A week or so ago I was having a one-on-one coaching session with a client. We had some real breakthroughs and had covered many of the things that his boss wanted me to work with him on. We still had half of our time left and so I asked him if there was anything that he specifically wanted to work on. He asked me about getting more done in a shorter period of time. That lead to how to set goals for the short run, as well as the Big Audacious Goals in business and life. We had a very interesting conversation, so I thought I would share.
The best place to start is with the Big Audacious Goal. What are your goals for your business/department/team? How do you want to grow? Where do you need to be? Or personally, where do you want to go? What do you want to do with your life?

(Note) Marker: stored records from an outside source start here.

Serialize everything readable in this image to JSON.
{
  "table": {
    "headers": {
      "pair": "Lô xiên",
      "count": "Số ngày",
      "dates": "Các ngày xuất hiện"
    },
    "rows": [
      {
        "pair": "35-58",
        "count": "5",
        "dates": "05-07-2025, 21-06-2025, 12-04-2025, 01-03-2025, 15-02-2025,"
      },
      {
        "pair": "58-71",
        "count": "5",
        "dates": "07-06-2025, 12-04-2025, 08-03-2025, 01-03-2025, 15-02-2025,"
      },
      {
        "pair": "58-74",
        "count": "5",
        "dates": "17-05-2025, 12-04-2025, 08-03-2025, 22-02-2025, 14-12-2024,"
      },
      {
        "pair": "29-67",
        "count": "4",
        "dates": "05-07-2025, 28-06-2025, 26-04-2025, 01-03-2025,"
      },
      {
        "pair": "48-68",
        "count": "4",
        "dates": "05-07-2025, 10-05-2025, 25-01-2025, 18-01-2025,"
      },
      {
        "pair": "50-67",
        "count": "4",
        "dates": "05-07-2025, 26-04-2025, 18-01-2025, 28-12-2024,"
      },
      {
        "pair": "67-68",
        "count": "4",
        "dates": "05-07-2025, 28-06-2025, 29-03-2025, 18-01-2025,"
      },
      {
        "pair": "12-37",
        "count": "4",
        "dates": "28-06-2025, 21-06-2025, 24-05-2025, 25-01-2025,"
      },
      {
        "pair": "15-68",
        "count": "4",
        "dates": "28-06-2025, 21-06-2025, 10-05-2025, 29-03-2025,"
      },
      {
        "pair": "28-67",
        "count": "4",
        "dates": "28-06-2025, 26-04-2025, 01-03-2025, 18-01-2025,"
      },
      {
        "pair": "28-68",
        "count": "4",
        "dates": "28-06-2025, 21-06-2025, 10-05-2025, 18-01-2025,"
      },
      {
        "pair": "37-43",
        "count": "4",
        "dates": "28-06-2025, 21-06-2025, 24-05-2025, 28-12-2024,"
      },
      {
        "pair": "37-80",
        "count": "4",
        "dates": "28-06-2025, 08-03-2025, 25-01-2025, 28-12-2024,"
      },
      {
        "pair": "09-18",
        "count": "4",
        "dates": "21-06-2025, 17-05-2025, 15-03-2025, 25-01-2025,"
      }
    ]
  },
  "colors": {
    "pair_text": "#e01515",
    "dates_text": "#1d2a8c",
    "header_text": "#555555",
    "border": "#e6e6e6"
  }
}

This process should take the lion’s share of your goal setting time. Really sit down and think about the answers to these questions and why you want to do them. Here is the secret that most people miss: the ‘why’ is more important than the ‘what.’
If you don’t have a strong enough ‘why’ than you will never do what is necessary to get to your ‘what.’ It is just that simple. You can do whatever you put your mind to, but if you do not have your ‘why’ to pull you through the tough times, you will never get there. If it is truly a Big Audacious Goal than it is going to take work, persistence and faith that your business or you can actually get there. Your ‘why’ should be strong enough to give you these three tools.
Now that you have your end goal in mind, start to work backwards. What steps are necessary in order to get to where you want to be? A very useful resource for this is someone who is already where you want to be, or who has taken their business where you want to go. Finding someone who can answer your questions about how they did it will give you a clear view of what it took for them to get to your goal. You might even get very lucky and find a mentor who can help guide you on your path.
There is the concern that you might not have access to someone who has gotten to where you want to be. Perhaps you want to grow a multinational corporation. Maybe you want to create a space flight organization. Maybe you want to be the President of the United States or a Billionaire. Another resource for you could be books and the internet. There are countless books on people who have made it to incredible positions in the world and they clearly lay out how they got there and the pitfalls and challenges that they had along the way.
Once you have started to view a path you then come to setting a more concrete goal or set of goals. Think out six months to one year in the future and decide on realistic goals that you can set to accomplish in that time frame. These goals should have some very distinctive characteristics. They should be specific, measurable, achievable, results driven and time sensitive. The more eagle-eyed among you will notice this creates the acronym for SMART goals.
Finally, the most important step is to write both your Big Audacious Goal and your six month to one year goal down and put it somewhere that you see every day. That way you have to notice it and think about it every day. Earl Nightengale said, “We are what we think about.” If you make yourself think about your goal every single day than you simply cannot help but achieve. Put it on your desk at work, tape it to your bathroom mirror or put it on your dresser. Just make sure that you see it every day.
My wife and I sat down in August of 2010 and did this with each other. We came up with two main goals for our personal financial life. Our Big Audacious Goal was to have twice as much passive income as we had expenses by August 17th, 2020 so that we could choose whether or not we wanted to work. Our one year goal was to purchase our first rental property and have it producing income by August 17th, 2011.
My personal ‘why’ for doing this was my desire for time-control. I want to be able to say where I should be and when I should be there. I want to be able to spend as much time with my wife and kids as I want, and I don’t want a job telling me when I can and cannot do that. I want to see family and friends. I did a lot of soul searching to get to this conclusion and it is a very strong conviction for me.
Now let’s see if our one year goal passed the test for being a SMART goal. It is specific because it is about one area of my life: my financial life. It is measurable in that we said we would have ONE property. All I need to achieve this goal is one property. If I have that, then I have achieved this goal and can work on creating the next goal. Is it achievable? My wife and I had already focused on building capital and educating ourselves. We honestly did not know how to do it, or what all would be involved in it, but we felt it was an achievable goal. Results driven? Yes, we focused on the result or the outcome: buying a property. We did not focus on the activities necessary to get there: talk with people, study, save capital, look at houses, set up a business entity, etc. All of those things are involved in what we decided, but the only thing we focused on for our goal was the result or outcome. Time sensitive? We said our goal was to be achieved by August 17th, 2011. This is one year from when we wrote this goal down on paper.
We did not know everything that was necessary in order to achieve this goal when we decided on it. We did not even know where to go to get the information at the time. Having the goal to focus on made us go out and figure it out. You do not need to know how you are going to get there. You just need to set a specific there to get to.
As of December 22nd, 2011 my wife and I bought our first investment property. It took us longer than we had first guessed it would. But if we had not focused our attention on it, it might never have happened. We are already discussing what we want our goal for the next year to be. I am excited to aim bigger and see how much we can get done through focused goal setting.